- [Goal of the exercise]
In the records below, find every line with the word "this" and copy it.

*** Opening of Dataset extract ***

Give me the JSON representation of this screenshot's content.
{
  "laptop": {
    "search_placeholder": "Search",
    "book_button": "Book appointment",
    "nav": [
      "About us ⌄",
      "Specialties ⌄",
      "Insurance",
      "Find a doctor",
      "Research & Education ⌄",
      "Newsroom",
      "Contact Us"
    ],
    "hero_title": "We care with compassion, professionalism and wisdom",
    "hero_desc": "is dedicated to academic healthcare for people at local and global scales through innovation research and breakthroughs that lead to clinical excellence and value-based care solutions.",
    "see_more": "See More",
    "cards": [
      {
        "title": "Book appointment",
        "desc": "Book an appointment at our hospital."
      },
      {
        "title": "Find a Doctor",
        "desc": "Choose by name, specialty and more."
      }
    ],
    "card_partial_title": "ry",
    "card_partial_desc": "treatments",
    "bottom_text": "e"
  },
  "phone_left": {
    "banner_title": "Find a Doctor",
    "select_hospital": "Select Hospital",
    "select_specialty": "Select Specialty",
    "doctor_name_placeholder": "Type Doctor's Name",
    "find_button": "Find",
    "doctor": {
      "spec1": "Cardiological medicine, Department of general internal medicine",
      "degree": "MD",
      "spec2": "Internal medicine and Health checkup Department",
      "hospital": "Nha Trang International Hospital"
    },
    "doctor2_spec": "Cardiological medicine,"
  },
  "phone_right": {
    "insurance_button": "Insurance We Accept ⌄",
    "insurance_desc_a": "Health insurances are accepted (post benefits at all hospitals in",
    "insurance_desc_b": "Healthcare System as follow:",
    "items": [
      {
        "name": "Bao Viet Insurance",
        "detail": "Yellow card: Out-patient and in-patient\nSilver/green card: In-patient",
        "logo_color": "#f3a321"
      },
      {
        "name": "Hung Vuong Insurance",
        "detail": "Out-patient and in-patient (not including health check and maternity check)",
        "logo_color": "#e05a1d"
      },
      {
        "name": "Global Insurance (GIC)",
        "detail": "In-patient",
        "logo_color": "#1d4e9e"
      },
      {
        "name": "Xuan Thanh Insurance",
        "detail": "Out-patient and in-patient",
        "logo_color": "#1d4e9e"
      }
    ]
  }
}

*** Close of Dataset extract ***
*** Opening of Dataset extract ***

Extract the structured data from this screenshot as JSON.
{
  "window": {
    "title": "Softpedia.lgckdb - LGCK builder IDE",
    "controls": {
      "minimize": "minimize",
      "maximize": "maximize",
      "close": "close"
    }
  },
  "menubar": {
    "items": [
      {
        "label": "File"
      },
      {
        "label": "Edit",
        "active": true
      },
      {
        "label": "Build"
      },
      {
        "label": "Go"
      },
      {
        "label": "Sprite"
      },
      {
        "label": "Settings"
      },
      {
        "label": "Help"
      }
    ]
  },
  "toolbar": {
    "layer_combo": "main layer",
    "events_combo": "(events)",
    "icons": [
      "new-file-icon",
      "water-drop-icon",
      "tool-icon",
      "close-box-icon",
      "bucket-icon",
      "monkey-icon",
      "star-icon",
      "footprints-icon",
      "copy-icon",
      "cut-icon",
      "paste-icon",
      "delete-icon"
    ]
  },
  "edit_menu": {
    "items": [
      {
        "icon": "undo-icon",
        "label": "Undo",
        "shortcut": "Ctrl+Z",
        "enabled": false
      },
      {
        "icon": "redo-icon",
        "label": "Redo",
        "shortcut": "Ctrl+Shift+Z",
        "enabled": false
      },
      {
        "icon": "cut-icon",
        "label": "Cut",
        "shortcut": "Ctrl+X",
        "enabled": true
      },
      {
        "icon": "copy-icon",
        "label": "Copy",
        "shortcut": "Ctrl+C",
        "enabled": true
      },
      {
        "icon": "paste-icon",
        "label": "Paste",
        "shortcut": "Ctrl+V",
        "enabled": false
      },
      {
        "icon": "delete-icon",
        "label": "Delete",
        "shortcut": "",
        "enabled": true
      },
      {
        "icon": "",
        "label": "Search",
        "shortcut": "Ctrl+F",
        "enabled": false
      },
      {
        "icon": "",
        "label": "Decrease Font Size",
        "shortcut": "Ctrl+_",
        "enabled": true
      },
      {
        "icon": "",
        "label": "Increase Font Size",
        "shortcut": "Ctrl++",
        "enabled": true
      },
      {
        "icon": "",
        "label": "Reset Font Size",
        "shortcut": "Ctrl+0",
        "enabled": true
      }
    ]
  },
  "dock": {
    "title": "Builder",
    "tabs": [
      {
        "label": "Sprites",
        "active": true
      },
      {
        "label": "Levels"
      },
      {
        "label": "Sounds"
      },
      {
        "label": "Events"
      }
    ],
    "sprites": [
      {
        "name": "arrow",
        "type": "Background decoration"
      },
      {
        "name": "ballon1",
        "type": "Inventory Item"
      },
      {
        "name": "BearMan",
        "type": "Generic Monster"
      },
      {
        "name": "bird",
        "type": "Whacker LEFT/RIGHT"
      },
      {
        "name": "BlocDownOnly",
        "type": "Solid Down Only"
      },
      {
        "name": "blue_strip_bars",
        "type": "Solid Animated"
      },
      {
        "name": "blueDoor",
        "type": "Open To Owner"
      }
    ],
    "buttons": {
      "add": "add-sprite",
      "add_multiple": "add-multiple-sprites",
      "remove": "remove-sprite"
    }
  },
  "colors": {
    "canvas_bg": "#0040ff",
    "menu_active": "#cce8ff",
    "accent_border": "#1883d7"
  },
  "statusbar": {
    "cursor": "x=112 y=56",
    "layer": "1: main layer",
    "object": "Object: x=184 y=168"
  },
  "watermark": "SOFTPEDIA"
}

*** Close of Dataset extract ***

- [Answer section]
Give me the JSON representation of this screenshot's content.
Extract the structured data from this screenshot as JSON.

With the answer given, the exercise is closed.